$$$$|u_{n,\uparrow}(\mathbf{k})\rangle'=\mathrm{e}^{\mathrm{i}\theta_{\mathbf{k}}}|u_{n,\uparrow}(\mathbf{k})\rangle$$$$ $$$$|u_{n,\downarrow}(\mathbf{k})\rangle'=\mathrm{e}^{-\mathrm{i}\theta_{-\mathbf{k}}}|u_{n,\downarrow}(\mathbf{k})\rangle$$$$ which satisfies the gauge constraint for any arbitrary choice of $$\theta_{\mathbf{k}}$$. The Berry connection gets modified to, $$$$\mathbf{A}(\mathbf{k})\rightarrow\mathbf{A}(\mathbf{k})+\nabla(\theta_{\mathbf{k}}-\theta_{-\mathbf{k}}).$$$$ If I choose a $$\theta$$ that has a singularity in only one-half of the Brillouin zone, it can change the value of $$\nu$$ by 1. My question is, do we need any additional constraints on the Bloch functions to define $$\nu$$ unambiguously modulo 2? Thank you!

• I may be misunderstanding you, but if $\theta_\mathbf k$ is singular at some $\mathbf k_0$ then $\theta_\mathbf k -\theta_{-\mathbf k}$ is singular at both $\mathbf k_0$ and $-\mathbf k_0$, no? Commented Oct 10, 2023 at 0:23
• @J.Murray Indeed there will be a singularity at $\mathbf{k}_0$ and $-\mathbf{k}_0$, however only one of them will lie inside the HBZ, therefore when you integrate over the HBZ, the singularity at $\mathbf{k}_0$ will contribute and change the value of $\nu$ by 1. Commented Oct 10, 2023 at 1:40
• I suppose I don't really understand the question. To which term in your first expression is your gauge transformation meant to contribute? $F$ is gauge invariant, and the gradient of a scalar function vanishes under a closed loop integral. Are you imagining that your $\theta$'s have some kind of branch cut singularity that intersects the integration path? Commented Oct 10, 2023 at 3:14
• Yes, I'm trying to understand what happens when $\theta$ has a branch cut. For example, if we choose $\theta=\arctan(y/x)$, the integral of $\nabla\theta$ around a contour encircling the origin will give us 1. Commented Oct 10, 2023 at 13:11

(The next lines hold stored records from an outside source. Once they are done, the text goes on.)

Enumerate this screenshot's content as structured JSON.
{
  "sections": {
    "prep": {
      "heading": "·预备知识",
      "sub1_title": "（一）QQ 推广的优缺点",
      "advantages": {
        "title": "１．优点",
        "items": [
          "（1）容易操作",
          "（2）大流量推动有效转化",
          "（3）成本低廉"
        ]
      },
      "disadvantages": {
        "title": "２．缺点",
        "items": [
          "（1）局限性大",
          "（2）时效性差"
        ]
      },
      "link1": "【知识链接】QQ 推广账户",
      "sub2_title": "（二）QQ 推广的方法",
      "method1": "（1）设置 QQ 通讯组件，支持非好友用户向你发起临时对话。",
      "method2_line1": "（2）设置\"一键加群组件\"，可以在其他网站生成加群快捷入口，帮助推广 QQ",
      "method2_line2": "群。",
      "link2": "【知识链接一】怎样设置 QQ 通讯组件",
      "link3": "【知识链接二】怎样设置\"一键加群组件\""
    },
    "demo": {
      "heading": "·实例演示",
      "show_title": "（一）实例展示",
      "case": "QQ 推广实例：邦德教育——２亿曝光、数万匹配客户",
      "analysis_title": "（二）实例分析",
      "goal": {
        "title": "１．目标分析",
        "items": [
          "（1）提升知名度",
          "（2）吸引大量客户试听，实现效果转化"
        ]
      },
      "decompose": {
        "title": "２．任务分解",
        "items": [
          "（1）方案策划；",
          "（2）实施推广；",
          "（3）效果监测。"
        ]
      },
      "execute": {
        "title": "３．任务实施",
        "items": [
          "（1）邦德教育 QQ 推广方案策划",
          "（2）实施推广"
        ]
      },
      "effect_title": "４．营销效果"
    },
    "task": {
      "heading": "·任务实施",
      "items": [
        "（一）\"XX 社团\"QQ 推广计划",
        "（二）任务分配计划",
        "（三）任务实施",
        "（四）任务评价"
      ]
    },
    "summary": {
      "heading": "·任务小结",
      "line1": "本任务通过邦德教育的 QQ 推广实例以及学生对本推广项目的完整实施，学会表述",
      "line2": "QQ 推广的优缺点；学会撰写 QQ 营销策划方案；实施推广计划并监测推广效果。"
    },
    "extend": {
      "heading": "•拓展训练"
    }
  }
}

• Sorry, the integral around a contour encircling the origin will give us $2\pi$. Commented Oct 10, 2023 at 14:11

As you have mentioned, upon a gauge transformation, we have $$$$\mathbf{A}(\mathbf{k})\rightarrow\mathbf{A}(\mathbf{k})+\nabla(\theta_{\mathbf{k}}-\theta_{-\mathbf{k}}).$$$$ so $$\nu$$ is changed by \begin{align} \Delta\nu & =\frac{1}{2\pi}\oint_{\partial\text{HBZ}}\nabla(\theta_{\mathbf{k}}-\theta_{-\mathbf{k}})\\ & = 2\cdot \frac{1}{2\pi}\oint_{\partial\text{HBZ}}\nabla\theta_{\mathbf{k}} \end{align} where the loop integral is the winding of $$\theta_{\bf k}$$ and yield integer multiple of $$2\pi$$ thus $$\Delta \nu$$ gives 0 mod 2.